Statistically significant reductions after progressive resistance training were found for total cholesterol (-5.5 mg/dL, 95% CI -9.4 to -1.6), total cholesterol/HDL-C (-0.5, 95% CI -0.9 to -0.2), non-HDL-C (-8.7 mg/dL, 95% CI -14.1 to -3.3), LDL-C (-6.1 mg/dL, 95% CI -11.2 to -1.0) and triglycerides (-8.1 mg/dL, 95% CI -14.5 to -1.8), but not HDL-C (0.7 mg/dL, 95% CI -1.2 to 2.6).
No statistically significant publication bias was found, but a large and statistically significant (p<0.001) amount of heterogeneity was observed across all lipid and lipoprotein outcomes (I2 range: 72% to 89%). The authors reported that they were unable to identify any significant sources of heterogeneity.

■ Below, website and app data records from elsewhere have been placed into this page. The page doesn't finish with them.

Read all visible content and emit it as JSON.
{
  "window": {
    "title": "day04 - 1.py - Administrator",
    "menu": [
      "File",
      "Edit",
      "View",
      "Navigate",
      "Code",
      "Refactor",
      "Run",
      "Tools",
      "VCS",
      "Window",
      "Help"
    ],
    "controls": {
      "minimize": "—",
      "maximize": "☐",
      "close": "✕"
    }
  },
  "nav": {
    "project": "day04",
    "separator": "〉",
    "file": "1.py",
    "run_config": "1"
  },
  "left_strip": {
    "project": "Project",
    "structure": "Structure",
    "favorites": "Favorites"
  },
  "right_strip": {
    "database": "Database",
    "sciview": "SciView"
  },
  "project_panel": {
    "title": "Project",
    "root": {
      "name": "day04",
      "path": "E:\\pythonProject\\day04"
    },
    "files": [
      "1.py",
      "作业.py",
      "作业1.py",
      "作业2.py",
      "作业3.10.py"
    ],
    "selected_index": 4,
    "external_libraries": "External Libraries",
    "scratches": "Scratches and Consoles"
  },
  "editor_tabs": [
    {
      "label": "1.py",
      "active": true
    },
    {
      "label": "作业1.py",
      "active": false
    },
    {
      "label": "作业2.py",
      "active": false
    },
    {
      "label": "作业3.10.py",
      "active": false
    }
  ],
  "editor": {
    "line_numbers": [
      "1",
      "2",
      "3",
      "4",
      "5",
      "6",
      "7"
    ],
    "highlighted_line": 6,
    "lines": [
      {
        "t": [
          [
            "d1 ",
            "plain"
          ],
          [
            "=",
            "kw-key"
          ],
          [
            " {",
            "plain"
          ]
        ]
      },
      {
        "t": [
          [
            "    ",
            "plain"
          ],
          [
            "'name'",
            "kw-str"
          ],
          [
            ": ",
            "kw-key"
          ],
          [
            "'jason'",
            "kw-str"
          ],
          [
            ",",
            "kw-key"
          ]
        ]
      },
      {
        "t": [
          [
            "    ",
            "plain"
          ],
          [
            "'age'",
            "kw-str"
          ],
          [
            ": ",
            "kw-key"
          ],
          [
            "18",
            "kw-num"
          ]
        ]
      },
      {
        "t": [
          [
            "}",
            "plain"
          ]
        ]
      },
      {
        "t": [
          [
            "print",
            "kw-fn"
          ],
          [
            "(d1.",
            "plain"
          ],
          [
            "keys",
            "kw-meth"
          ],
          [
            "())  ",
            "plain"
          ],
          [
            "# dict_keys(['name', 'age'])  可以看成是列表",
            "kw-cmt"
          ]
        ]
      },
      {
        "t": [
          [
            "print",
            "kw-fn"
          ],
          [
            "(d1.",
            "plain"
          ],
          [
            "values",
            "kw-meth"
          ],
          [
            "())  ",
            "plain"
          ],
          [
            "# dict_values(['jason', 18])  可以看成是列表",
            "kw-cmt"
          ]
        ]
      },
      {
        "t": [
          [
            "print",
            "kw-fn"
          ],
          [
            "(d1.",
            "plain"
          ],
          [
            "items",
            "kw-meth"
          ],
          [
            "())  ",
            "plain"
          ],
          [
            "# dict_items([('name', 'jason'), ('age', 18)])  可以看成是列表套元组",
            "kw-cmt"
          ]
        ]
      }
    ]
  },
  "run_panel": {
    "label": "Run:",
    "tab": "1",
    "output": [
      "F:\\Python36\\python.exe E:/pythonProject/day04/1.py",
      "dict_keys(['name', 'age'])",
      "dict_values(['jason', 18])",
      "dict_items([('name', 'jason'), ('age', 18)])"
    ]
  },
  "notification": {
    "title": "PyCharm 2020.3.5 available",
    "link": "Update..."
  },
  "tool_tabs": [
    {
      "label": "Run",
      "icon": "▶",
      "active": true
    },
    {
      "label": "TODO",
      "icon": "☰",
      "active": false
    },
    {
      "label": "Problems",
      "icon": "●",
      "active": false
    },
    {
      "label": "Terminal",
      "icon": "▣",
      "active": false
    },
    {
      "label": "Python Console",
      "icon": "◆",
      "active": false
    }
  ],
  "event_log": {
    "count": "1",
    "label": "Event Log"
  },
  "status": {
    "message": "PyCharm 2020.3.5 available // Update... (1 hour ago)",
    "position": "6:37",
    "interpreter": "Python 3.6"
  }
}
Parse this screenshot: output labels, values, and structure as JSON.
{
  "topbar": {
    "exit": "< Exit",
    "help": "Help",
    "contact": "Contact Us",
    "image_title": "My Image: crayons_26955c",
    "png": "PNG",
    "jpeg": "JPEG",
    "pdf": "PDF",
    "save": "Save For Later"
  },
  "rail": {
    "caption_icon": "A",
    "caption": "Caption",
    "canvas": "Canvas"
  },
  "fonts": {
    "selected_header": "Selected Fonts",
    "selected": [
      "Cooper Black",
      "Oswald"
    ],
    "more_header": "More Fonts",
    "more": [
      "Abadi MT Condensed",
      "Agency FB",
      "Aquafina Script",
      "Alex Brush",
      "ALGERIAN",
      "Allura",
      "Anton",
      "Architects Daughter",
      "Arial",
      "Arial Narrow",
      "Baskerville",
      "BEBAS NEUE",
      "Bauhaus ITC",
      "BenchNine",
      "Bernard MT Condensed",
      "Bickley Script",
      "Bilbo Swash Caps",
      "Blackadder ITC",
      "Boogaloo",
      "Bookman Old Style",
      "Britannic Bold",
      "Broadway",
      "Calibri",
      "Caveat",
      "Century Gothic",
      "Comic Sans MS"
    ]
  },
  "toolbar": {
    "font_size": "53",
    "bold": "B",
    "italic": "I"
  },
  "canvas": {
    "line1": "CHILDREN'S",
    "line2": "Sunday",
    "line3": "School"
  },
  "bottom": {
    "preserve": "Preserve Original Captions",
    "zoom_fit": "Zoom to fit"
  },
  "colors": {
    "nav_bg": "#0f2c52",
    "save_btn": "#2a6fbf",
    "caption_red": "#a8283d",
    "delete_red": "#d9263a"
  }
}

Statistically significant benefits were also found both for changes in percentage body fat and in lean body mass, but not for body weight or body mass index. Statistically significant associations were found between decreases in total cholesterol and decreases in body mass index, increases in upper body strength, fewer exercises and greater dropout rates.